Now that the ink is dry on Torii Hunter's contract with Anaheim, it's time to engage in a little good old-fashioned second-guessing. We have all the facts in the case - what Hunter was looking for, what he eventually signed for, what other teams were offering - so we can ask: what should the Twins have done differently in the negotiation?
The facts: Several teams offered Hunter far more money than the Twins. Anaheim eventually topped everyone by offering five years and $90 million, double the cash of the Twins' paltry-looking $45 million over three years. And it seems clear that Hunter was determined to leave Minnesota; the comments he's made since the signing ("Nobody wants to play in Minnesota") indicate as much.
Perhaps at one time, the only goal of a contract negotiation was to sign the player for the smallest possible amount of money. The advent of free agency, and of a media monster desperate to get a bridge-burning quote from a departing player, has changed that.
The old way has now been replaced with a three-fold aim for a team engaged in salary discussions:
- Do not overspend.
- Don't end up getting whacked in the P.R. battle because the fans are miffed about your cheapskate ways.
- Do everything you can to win the inevitable war of words with the player if he signs somewhere else.

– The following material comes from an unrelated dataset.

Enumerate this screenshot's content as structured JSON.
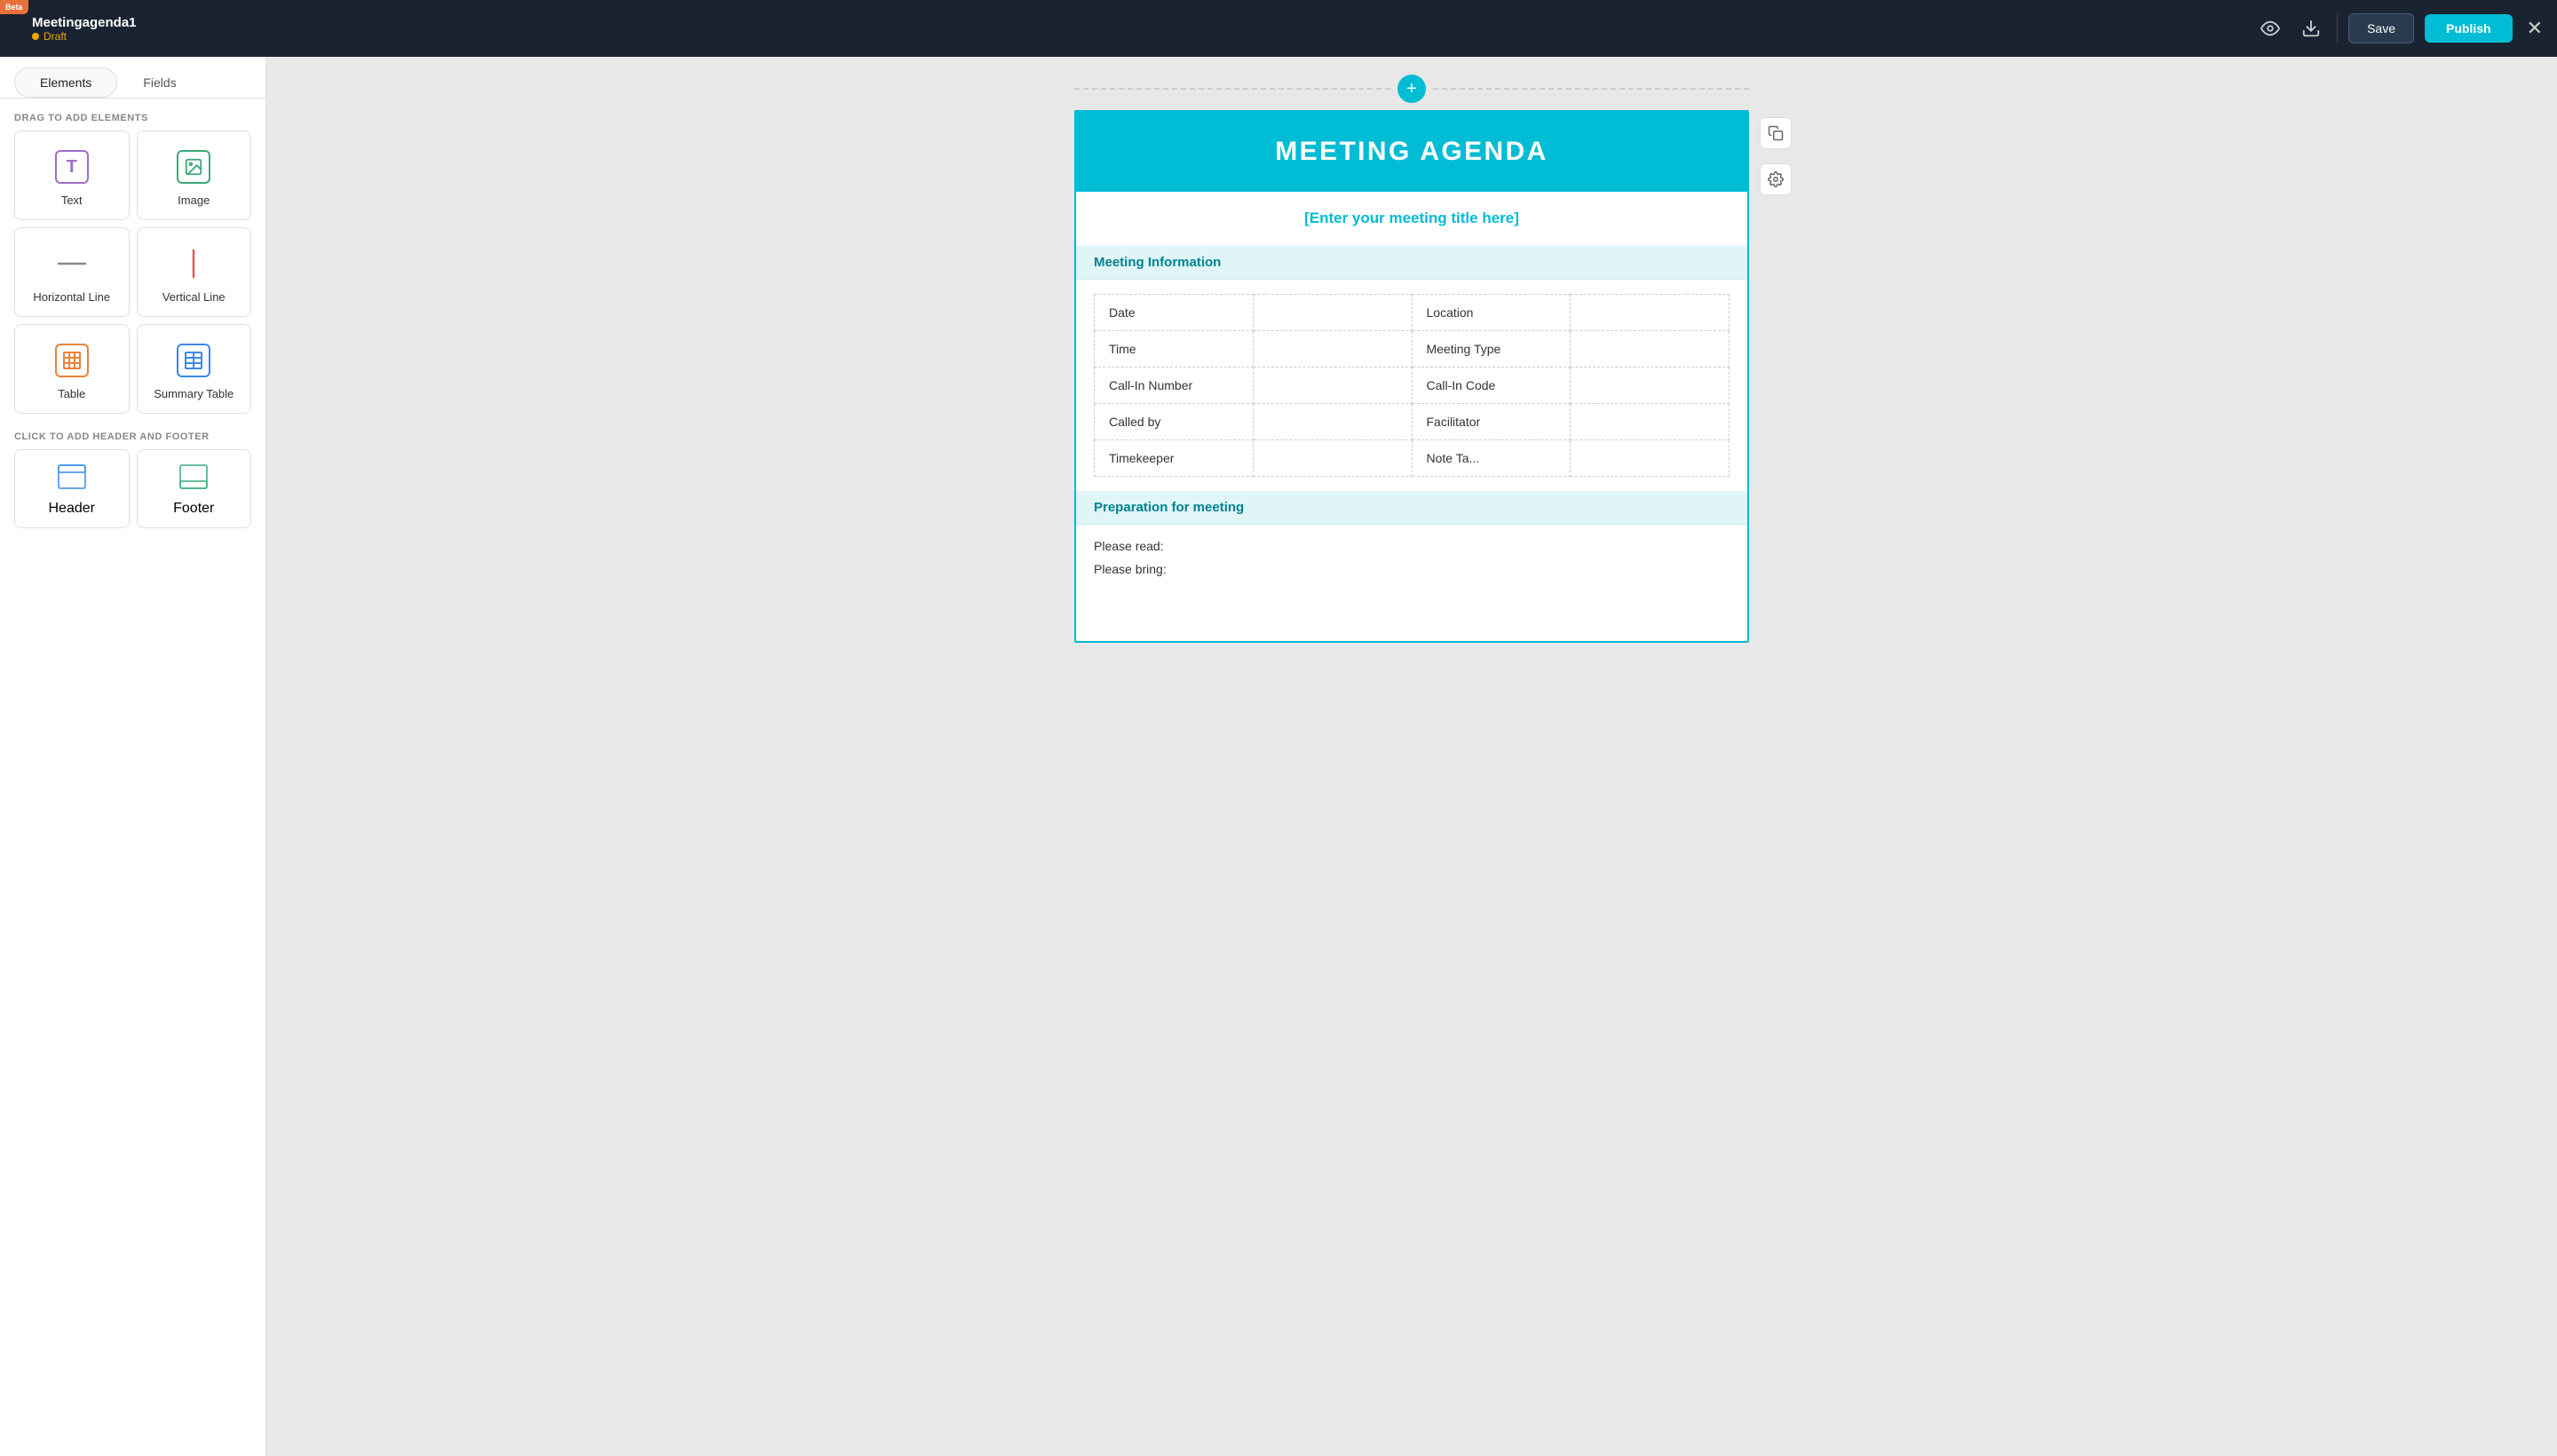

The second, on the other hand, might be one of the hardest for the Twins. They are a franchise with a reputation for low-balling, a reputation for being cheap and choosing the inexpensive over the quality. This might not be a problem, except that the team has just convinced Hennepin County consumers to fund a new ballpark. If the team goes cheap - and doesn't win that way, like it has in the past - it's hard for the Twins to avoid looking like they're using taxpayer dollars to line the Pohlad pockets.
#3 might be the hardest of all to accomplish. Every media outlet in the world is going to be looking for the player to rip the team that let him walk, and many of them oblige. The Twins have a history with this. Three things can happen in this scenario:

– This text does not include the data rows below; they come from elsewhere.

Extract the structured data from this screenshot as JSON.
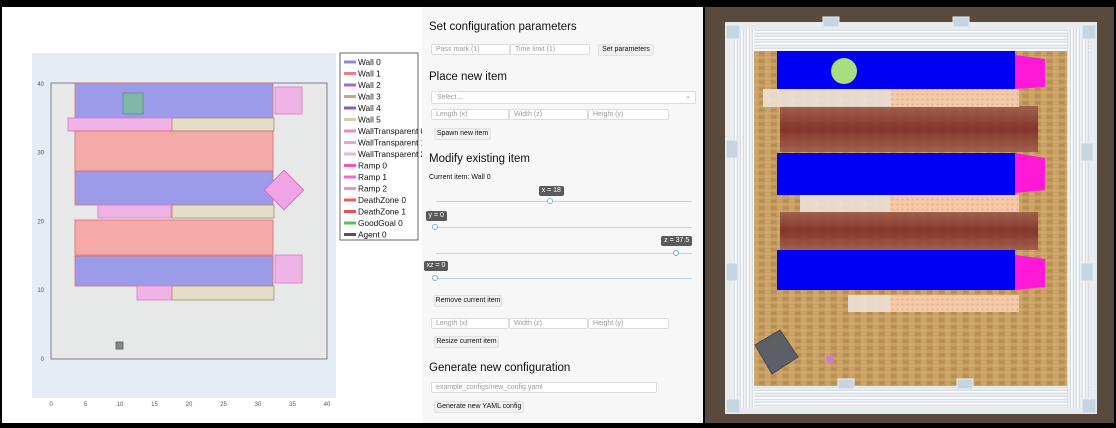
{
  "plot": {
    "x_ticks": [
      "0",
      "5",
      "10",
      "15",
      "20",
      "25",
      "30",
      "35",
      "40"
    ],
    "y_ticks": [
      "0",
      "10",
      "20",
      "30",
      "40"
    ],
    "legend": [
      {
        "label": "Wall 0",
        "color": "#8b8bdc"
      },
      {
        "label": "Wall 1",
        "color": "#e87f7f"
      },
      {
        "label": "Wall 2",
        "color": "#a569d6"
      },
      {
        "label": "Wall 3",
        "color": "#bdab87"
      },
      {
        "label": "Wall 4",
        "color": "#8a5cc4"
      },
      {
        "label": "Wall 5",
        "color": "#d8cdb0"
      },
      {
        "label": "WallTransparent 0",
        "color": "#e58ad1"
      },
      {
        "label": "WallTransparent 1",
        "color": "#e9a6dc"
      },
      {
        "label": "WallTransparent 2",
        "color": "#eeb3e3"
      },
      {
        "label": "Ramp 0",
        "color": "#f054c6"
      },
      {
        "label": "Ramp 1",
        "color": "#f06ac9"
      },
      {
        "label": "Ramp 2",
        "color": "#f28ad2"
      },
      {
        "label": "DeathZone 0",
        "color": "#f05a5a"
      },
      {
        "label": "DeathZone 1",
        "color": "#f04c4c"
      },
      {
        "label": "GoodGoal 0",
        "color": "#5bbf5b"
      },
      {
        "label": "Agent 0",
        "color": "#555555"
      }
    ]
  },
  "controls": {
    "set_config_title": "Set configuration parameters",
    "pass_mark_placeholder": "Pass mark (1)",
    "time_limit_placeholder": "Time limit (1)",
    "set_parameters_label": "Set parameters",
    "place_item_title": "Place new item",
    "select_placeholder": "Select...",
    "length_placeholder": "Length (x)",
    "width_placeholder": "Width (z)",
    "height_placeholder": "Height (y)",
    "spawn_label": "Spawn new item",
    "modify_title": "Modify existing item",
    "current_item": "Current item: Wall 0",
    "slider_x": {
      "label": "x = 18",
      "fraction": 0.45
    },
    "slider_y": {
      "label": "y = 0",
      "fraction": 0.0
    },
    "slider_z": {
      "label": "z = 37.5",
      "fraction": 0.94
    },
    "slider_xz": {
      "label": "xz = 0",
      "fraction": 0.0
    },
    "remove_label": "Remove current item",
    "resize_label": "Resize current item",
    "generate_title": "Generate new configuration",
    "yaml_placeholder": "example_configs/new_config.yaml",
    "generate_label": "Generate new YAML config"
  }
}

- The player has too much class to rip the team after departing. The model here is Corey Koskie, who signed a lucrative contract the Twins didn't match, then instead of ripping Minnesota, took out full-page ads in the newspaper thanking fans.
- The player rips the team early and often, but doesn't do enough after leaving to make the team look foolish. Todd Walker mouthed off after the Twins traded him to Colorado, talking about how much he hated his time in Minnesota, but nobody paid much attention because he was merely good, not great.
- The player becomes great after leaving the team, lays into his former team over and over again, and the franchise ends up looking like idiots. For examples, see pretty much anything David Ortiz has said since the Twins released him.
- "I wouldn't play in Minnesota unless my career was at an end and I had to go to Minnesota to play the game. ... People think that's not true -- that's 100 percent accurate. This is coming from a player, so I'm telling you."
- "I just wanted to make sure that I was with a team that wants to win, that's going to try to win day in and day out. Whatever pieces to the puzzle that they need, they were going to go out and get it. I just didn't feel the Twins were that ballclub."
As it stands, the Twins fulfilled the goal of not overspending, but that was all they accomplished. They're losing the war of words with Hunter, and they do - sadly - look like cheapskates for offering Hunter significantly less money.
So here's what I think the Twins should have done. The front office needed to offer Torii more money - without actually offering more money. The only way a player loses the public relations battle, especially around here, is by coming off as a greedy, money-grubbing jerk who'd walk over his own mother in golf cleats for another million bucks per year.
If I'm the Twins, I think I'd have offered Torii something vaguely ridiculous. For example: five years, $80 million, but with club options on each of the last two years. Put $50 million of the deal in the first three years, and the Twins can say that they made a lucrative, long-term offer, but Hunter eventually chose the money instead of remaining with the franchise that raised him.
Ultimately, you'll note, this is basically a three-year, $50-million deal, which is more or less what the Twins offered (with the added bonus of the psychological effect of $50 million seeming like a lot more than $45 million). If Hunter did sign it, they'd have basically kept him for what they were willing to pay, and they'd have the option to keep him around a couple more years if he defied the odds and remained excellent.
Here's the thing, though - Hunter never would have signed it. But the papers would have reported it as 5 years, $80 million, and that's all that counts. The deal would have put Hunter in the position of grabbing for the last dollar, and the Twins just could have sat back and waited for Torii to use either the word "insulting" or the phrase "feed my family," and the PR battle would have been won.
Will this have applications to Johan Santana or, down the road, to Joe Mauer and Justin Morneau? Time will tell. But the Twins need to recognize that it's not just about money - it's about spin.